The carpenter creates a writing desk for the expression through words, as the writer would, and the writer measures and assembles his words as the carpenter would. The open window is witness: to what the carpenter would like the writer to see and to how the writer sees what the carpenter intended.

It may not happen at first, but it is a stage for success.

~

* Kathy’s Song, Paul Simon

A Broken Narrative

Few of my friends know of a certain profile picture I use on Facebook, which indicates that I am away. Every once in a while I test if I can be away from Facebook (and therefore Twitter and other such networks). October was my away month — by my standards. I used Facebook sparsely. I’ll be back on the 1st of November. The last three or four times I did this away exercise, it was more of a test of my addiction, so to speak. While October started with the same purpose; the revelations were interesting to say the least.

The narrative of everything has changed.

There isn’t — according to the way I see it — anything that we can say, that will not be crushed out or hammered in by some ism that someone else follows. Opinions do not have spaces anymore.
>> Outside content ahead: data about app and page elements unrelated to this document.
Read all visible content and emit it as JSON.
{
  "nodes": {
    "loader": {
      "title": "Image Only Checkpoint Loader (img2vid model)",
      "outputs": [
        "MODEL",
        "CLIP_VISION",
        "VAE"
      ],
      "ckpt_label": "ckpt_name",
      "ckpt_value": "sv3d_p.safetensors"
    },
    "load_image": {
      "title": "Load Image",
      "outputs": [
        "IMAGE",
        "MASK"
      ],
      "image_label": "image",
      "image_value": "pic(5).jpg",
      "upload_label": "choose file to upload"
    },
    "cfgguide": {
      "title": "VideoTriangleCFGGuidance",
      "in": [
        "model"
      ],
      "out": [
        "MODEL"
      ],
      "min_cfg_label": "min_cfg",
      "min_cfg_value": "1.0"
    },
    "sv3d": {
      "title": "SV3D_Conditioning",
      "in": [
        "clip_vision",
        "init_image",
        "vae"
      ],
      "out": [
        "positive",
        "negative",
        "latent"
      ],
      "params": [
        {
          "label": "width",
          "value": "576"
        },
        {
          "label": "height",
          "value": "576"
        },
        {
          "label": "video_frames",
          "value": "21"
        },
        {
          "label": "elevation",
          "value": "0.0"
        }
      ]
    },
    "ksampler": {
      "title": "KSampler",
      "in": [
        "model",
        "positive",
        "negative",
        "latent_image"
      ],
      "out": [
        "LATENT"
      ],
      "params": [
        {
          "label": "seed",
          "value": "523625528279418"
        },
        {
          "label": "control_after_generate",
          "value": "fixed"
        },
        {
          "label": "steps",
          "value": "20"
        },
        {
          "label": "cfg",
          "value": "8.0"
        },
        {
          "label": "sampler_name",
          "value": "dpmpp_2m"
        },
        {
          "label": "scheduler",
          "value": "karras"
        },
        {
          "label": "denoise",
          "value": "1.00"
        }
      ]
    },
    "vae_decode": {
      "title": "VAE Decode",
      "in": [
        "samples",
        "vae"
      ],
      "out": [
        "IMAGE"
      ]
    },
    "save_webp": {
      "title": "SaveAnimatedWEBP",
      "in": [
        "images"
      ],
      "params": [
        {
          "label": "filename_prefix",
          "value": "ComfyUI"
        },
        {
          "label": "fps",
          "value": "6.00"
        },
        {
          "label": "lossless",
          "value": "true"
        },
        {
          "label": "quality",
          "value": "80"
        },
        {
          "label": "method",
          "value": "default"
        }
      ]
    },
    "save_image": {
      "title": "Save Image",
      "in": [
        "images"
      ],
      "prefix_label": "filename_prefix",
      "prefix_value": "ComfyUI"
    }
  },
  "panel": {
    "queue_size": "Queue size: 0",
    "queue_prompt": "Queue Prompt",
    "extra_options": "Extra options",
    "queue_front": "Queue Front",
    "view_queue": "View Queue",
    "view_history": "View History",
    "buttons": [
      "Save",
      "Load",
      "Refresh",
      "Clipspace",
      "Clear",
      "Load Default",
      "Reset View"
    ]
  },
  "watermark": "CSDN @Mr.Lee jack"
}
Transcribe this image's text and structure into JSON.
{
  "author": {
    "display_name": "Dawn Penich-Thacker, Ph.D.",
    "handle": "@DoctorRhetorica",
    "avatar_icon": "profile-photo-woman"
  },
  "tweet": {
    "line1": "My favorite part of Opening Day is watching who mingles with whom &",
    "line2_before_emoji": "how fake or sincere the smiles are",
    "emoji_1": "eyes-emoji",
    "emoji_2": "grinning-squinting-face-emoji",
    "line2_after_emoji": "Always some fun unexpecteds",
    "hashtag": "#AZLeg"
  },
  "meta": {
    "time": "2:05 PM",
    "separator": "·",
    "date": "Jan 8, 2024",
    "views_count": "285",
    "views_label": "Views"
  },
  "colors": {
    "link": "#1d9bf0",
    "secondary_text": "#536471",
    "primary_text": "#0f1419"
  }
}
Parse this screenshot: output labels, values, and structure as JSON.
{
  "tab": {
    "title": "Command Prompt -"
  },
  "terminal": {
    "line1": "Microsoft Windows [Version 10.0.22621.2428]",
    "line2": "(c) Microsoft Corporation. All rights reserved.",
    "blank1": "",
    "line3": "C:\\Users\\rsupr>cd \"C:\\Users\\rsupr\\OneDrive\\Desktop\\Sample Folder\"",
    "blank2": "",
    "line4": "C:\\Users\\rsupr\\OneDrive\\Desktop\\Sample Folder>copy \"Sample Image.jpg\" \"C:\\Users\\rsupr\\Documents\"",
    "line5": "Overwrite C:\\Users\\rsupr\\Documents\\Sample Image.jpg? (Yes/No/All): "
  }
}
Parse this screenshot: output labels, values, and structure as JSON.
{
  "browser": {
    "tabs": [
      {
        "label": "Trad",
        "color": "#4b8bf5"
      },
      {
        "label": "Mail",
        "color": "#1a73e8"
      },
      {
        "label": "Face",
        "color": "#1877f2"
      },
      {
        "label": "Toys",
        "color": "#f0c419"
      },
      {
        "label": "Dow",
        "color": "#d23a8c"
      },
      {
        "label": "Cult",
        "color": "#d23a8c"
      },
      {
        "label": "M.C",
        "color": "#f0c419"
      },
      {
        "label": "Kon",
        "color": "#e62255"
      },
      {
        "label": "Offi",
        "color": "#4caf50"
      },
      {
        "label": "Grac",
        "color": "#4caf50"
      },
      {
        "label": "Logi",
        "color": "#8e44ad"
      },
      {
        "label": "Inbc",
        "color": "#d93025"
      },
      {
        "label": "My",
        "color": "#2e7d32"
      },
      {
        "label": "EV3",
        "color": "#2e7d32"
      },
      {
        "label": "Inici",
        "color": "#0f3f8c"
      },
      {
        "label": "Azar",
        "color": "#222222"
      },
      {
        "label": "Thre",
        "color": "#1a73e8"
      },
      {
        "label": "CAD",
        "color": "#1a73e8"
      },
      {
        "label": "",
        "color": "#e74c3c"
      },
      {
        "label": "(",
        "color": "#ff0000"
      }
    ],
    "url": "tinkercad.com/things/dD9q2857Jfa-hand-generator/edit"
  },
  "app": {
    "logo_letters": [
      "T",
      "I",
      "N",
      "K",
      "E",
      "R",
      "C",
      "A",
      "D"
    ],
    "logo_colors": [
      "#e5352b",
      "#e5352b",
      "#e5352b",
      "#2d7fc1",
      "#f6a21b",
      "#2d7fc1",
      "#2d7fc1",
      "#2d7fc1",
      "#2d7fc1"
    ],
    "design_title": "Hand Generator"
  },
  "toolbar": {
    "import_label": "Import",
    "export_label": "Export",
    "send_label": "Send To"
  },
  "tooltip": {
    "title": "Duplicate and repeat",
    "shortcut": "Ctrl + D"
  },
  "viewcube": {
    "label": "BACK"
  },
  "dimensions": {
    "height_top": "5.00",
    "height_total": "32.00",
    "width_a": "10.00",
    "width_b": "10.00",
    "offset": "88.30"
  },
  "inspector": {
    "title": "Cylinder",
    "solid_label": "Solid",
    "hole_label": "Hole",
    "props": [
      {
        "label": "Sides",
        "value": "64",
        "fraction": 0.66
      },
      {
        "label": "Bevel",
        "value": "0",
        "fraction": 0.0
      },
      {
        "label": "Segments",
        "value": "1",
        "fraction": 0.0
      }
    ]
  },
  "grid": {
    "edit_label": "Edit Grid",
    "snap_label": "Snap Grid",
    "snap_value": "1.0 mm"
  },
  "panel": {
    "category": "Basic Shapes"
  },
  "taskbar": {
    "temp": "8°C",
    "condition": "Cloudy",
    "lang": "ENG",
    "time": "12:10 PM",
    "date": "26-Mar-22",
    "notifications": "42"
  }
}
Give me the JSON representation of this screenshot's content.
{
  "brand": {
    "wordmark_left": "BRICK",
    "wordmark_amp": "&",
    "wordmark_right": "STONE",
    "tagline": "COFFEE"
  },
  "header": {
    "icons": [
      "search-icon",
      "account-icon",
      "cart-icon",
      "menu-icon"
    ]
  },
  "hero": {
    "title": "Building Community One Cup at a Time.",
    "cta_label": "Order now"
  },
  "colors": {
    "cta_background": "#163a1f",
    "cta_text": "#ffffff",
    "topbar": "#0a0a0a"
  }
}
Jokes have no space. Most people I see, are angry and belligerent. Mostly, deep down, they are defensive – but outwardly they are angry and belligerent. Those that aren’t angry are on a trip, some trip, which offers them a false sense of happiness.

When ideological camps never intersect, where is that common space for us to speak and hear? What is our meeting ground? Not to make a statement; just to speak, to listen to each other. In the race to be heard, no one is listening.

I am not lamenting social change. I have lived my adult life, with and without mobile phones, e.g., and I am aware of the boons and curses of how society responds to changes it did not expect. In these times of (mostly) nonsensical back-and-forth, I struggle to find a place of my own.

~

Within that struggle, I have discovered a small place. It’s nice. Comfortable. Mine. It’s not mine, yet. But I’d like it to be mine. And it has the potential to be mine. In times of predictable spaces, determined by isms, I am fortunate to have found one that allows for isms, but is not dictated by an ism.

~

I am participating in Movember, yet again, this year. (That’s the day I return to Facebook) It has been over half-a-decade of Movembering; I have yet to find an organisation that works for men’s health, in India. If you know of one – do let me know. Nevertheless, It seems, I will be a permanent Movember Member; inspired in no less measure thanks to The Bum.

2016-01-01 17.04.50: Orchha

It’s the festival of lights, here, in India. In my head, there is a philosophical connotation to the festival. To tell you the truth, it is a festival of light and sound. Traditionally, philosophically, and spiritually. Not anymore. Either by armchair activism or sheer usurpation. Those that purportedly attack and those that apparently protect — both have it wrong. Festivals are resilient enough that they can survive attacks. Festivals are strong enough that they do not need protection. I wish I do not live long enough to have to wish “Happy Holidays” for a festival that you celebrate, even if I do not celebrate it. When a festivity is reduced to a holiday – that is when we have lost everything. We should be worried about sameness, assuming we will live long enough to sense it.

My apologies for this line of thinking on such a wonderful festive day. I leave you not with thoughts to discover the light within but just be good. In your own way. Do something nice. I will.

Happy Diwali!